In The Black Urban Atlantic in the Age of the Slave Trade, eleven original essays by leading scholars from the United States, Europe, and Latin America chronicle the black experience in Atlantic ports, providing a rich and diverse portrait of the ways in which Africans experienced urban life during the era of plantation slavery. Describing life in Portugal, Brazil, Mexico, the Caribbean, and Africa, this volume illuminates the historical identity, agency, and autonomy of the African experience as well as the crucial role Atlantic cities played in the formation of diasporic cultures. By shifting focus away from plantations, this volume poses new questions about the nature of slavery in the sixteenth to nineteenth centuries, illustrating early modern urban spaces as multiethnic sites of social connectivity, cultural incubation, and political negotiation.

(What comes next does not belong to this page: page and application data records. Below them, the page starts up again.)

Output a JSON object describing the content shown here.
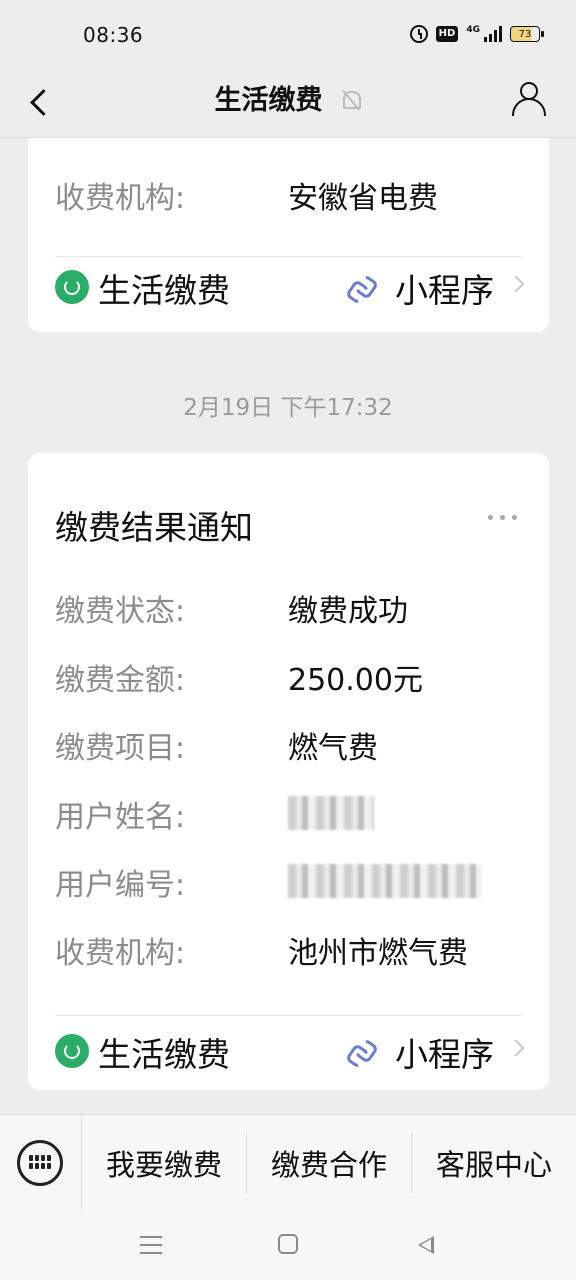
{
  "status_bar": {
    "time": "08:36",
    "hd": "HD",
    "network": "4G",
    "battery": "73"
  },
  "nav": {
    "title": "生活缴费"
  },
  "top_card": {
    "rows": [
      {
        "label": "收费机构:",
        "value": "安徽省电费"
      }
    ],
    "footer": {
      "app_name": "生活缴费",
      "mini_program_label": "小程序"
    }
  },
  "timestamp": "2月19日 下午17:32",
  "main_card": {
    "title": "缴费结果通知",
    "rows": [
      {
        "label": "缴费状态:",
        "value": "缴费成功"
      },
      {
        "label": "缴费金额:",
        "value": "250.00元"
      },
      {
        "label": "缴费项目:",
        "value": "燃气费"
      },
      {
        "label": "用户姓名:",
        "value": ""
      },
      {
        "label": "用户编号:",
        "value": ""
      },
      {
        "label": "收费机构:",
        "value": "池州市燃气费"
      }
    ],
    "footer": {
      "app_name": "生活缴费",
      "mini_program_label": "小程序"
    }
  },
  "bottom_menu": {
    "items": [
      "我要缴费",
      "缴费合作",
      "客服中心"
    ]
  },
  "colors": {
    "background": "#ededed",
    "card": "#ffffff",
    "label": "#8c8c8c",
    "app_icon": "#2aae67",
    "mini_program_icon": "#6b7cd6"
  }
}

Contributors: Trevor Burnard, Mariza de Carvalho Soares, Matt D. Childs, Kevin Dawson, Roquinaldo Ferreira, David Geggus, Jane Landers, Robin Law, David Northrup, João José Reis, James H. Sweet, Nicole von Germeten.

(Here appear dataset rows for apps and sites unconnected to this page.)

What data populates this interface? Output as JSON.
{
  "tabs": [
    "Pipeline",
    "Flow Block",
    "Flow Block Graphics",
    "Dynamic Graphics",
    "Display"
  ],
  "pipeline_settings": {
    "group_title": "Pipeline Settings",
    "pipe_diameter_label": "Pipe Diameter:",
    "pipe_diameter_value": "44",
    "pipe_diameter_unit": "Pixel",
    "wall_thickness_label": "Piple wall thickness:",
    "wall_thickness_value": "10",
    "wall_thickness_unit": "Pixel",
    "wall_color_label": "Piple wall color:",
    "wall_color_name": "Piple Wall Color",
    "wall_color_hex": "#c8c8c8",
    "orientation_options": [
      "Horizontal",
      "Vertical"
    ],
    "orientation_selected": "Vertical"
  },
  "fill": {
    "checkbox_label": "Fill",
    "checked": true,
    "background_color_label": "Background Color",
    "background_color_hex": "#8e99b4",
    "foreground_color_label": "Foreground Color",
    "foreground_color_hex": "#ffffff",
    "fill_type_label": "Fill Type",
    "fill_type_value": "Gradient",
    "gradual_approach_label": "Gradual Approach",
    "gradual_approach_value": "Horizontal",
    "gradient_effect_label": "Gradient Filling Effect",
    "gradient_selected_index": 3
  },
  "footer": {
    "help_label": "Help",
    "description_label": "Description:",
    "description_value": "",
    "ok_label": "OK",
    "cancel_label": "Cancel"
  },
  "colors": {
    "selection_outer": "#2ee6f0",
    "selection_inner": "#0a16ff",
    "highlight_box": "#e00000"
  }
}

Jorge Cañizares-Esguerra is Alice Drysdale Sheffield Professor of History at the University of Texas, Austin, and author of several books, including How to Write the History of the New World: Histories, Epistemologies, and Identities in the Eighteenth-Century Atlantic World.
Matt D. Childs is Associate Professor of History at the University of South Carolina and author of The 1812 Aponte Rebellion in Cuba and the Struggle Against Atlantic Slavery.
James Sidbury is Andrew W. Mellon Distinguished Professor of Humanities at Rice University and author of Becoming African in America: Race and Nation in the Early Black Atlantic.